** Opening Supplied information block **
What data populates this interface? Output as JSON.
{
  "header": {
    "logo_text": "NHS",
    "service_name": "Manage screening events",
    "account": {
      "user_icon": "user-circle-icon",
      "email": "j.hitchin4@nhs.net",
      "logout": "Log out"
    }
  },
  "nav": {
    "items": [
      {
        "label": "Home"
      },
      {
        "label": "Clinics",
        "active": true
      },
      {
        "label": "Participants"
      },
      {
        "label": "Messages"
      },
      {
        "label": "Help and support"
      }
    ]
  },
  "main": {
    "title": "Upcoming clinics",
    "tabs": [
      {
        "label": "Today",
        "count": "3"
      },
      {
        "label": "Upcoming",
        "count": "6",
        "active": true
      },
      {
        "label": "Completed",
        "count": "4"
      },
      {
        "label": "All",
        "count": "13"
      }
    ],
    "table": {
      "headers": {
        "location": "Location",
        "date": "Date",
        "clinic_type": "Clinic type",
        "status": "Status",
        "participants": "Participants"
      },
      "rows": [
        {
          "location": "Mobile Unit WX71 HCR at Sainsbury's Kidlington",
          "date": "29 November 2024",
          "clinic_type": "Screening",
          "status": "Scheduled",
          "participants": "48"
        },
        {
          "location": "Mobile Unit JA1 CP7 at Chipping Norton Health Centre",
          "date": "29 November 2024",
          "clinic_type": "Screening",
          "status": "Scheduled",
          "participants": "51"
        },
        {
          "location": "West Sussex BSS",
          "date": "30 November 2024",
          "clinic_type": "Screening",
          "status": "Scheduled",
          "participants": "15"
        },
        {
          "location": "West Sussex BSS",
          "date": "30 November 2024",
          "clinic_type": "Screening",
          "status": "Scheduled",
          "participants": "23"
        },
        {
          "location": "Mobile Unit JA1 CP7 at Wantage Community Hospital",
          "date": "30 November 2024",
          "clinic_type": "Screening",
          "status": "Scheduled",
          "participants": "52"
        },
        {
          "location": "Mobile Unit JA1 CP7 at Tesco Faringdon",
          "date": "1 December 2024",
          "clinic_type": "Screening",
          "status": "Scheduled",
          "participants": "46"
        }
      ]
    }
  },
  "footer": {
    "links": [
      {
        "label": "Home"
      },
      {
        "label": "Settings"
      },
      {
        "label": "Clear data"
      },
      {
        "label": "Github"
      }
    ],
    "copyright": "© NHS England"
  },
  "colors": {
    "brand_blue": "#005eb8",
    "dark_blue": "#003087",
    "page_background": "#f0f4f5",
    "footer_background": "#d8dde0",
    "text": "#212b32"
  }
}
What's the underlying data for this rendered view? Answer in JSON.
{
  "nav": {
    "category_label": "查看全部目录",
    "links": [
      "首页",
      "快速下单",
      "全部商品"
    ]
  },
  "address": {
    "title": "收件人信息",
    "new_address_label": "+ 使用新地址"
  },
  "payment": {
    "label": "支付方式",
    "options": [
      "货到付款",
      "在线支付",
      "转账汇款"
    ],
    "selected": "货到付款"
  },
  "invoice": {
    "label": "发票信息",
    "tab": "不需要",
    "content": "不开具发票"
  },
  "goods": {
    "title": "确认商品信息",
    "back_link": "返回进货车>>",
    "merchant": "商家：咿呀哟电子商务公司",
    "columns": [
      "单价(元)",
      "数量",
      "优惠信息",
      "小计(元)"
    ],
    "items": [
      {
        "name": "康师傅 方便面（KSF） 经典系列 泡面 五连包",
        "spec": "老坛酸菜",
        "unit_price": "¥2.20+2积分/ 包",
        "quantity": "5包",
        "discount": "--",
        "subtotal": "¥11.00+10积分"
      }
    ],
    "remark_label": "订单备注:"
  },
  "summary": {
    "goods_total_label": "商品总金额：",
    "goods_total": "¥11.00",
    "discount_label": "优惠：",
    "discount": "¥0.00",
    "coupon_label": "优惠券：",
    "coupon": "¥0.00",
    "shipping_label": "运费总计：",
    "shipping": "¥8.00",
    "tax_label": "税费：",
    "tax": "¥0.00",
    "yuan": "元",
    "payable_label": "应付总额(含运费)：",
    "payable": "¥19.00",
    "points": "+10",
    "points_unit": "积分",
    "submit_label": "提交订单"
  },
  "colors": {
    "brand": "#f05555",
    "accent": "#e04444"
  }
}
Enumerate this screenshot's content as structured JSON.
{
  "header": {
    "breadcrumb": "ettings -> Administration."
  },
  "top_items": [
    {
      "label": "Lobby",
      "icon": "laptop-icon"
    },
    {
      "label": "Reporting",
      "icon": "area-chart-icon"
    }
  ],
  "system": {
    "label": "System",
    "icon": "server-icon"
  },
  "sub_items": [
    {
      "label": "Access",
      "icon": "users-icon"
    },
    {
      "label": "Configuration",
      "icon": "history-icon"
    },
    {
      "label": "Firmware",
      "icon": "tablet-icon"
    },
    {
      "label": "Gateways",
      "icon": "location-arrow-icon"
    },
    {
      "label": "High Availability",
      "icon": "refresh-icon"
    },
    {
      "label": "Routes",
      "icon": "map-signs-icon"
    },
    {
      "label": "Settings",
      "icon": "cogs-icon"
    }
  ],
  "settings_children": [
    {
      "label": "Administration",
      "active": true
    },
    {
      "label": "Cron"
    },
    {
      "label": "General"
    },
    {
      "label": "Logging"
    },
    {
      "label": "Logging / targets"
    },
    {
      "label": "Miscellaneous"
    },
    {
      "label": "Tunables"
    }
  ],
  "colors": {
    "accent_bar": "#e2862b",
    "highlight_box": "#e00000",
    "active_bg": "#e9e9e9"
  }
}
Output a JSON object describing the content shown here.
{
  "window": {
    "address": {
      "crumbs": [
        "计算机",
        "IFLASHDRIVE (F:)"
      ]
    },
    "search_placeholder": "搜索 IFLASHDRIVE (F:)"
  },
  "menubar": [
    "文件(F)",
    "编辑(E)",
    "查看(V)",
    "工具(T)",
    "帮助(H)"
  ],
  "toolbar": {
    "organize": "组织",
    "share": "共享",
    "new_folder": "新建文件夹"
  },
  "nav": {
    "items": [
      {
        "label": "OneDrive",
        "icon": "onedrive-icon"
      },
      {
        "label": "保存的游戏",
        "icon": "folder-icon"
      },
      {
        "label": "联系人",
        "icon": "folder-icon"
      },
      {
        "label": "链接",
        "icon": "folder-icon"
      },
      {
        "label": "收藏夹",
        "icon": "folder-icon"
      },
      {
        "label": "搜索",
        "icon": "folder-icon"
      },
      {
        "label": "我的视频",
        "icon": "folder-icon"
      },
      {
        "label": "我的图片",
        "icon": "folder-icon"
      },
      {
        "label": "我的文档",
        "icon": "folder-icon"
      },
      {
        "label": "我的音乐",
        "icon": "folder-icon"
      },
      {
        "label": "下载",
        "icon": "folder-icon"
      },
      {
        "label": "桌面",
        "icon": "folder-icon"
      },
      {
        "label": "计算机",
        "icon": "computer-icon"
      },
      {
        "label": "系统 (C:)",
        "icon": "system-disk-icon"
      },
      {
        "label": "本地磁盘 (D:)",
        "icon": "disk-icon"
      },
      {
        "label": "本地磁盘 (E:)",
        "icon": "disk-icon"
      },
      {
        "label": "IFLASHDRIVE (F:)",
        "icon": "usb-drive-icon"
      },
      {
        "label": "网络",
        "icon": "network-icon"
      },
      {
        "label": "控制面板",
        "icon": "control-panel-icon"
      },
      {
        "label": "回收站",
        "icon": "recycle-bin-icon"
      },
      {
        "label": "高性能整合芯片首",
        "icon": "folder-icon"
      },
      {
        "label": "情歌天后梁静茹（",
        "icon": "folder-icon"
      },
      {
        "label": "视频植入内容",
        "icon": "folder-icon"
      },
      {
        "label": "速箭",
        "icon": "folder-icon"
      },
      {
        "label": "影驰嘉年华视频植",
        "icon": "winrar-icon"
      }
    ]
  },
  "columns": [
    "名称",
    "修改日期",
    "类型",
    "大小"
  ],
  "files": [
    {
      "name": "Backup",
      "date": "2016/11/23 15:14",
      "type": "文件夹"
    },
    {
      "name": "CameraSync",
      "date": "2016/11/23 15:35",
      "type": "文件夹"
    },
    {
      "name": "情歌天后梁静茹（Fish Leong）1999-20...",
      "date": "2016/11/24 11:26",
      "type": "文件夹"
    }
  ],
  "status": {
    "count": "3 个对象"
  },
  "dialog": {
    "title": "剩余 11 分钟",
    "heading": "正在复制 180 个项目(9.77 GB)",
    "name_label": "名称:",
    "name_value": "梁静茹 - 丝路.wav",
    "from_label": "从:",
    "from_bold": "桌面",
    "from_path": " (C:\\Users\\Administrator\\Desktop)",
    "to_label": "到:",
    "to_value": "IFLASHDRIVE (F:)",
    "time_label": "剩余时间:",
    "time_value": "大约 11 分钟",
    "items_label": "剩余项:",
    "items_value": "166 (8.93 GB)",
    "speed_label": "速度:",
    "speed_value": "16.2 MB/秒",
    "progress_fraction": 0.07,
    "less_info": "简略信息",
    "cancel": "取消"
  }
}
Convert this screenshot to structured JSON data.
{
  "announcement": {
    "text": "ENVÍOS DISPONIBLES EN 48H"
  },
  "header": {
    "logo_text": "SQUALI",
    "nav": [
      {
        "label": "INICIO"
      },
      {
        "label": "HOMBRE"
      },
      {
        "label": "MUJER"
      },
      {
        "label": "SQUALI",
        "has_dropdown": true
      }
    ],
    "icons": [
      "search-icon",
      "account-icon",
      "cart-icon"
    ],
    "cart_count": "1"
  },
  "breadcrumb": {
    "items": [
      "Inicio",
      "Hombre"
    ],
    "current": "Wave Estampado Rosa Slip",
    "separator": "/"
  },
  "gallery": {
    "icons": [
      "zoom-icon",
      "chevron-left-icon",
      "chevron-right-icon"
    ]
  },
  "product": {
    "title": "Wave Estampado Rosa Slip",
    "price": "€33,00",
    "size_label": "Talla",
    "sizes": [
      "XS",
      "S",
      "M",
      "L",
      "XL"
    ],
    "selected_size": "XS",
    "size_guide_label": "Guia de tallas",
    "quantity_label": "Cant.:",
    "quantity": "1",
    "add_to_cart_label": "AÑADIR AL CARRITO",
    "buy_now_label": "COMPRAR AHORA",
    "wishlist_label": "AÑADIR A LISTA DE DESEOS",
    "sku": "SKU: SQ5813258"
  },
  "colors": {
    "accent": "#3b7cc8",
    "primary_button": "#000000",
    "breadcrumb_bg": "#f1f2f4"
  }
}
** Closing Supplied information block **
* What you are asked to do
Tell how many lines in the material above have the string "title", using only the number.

* Answer space
5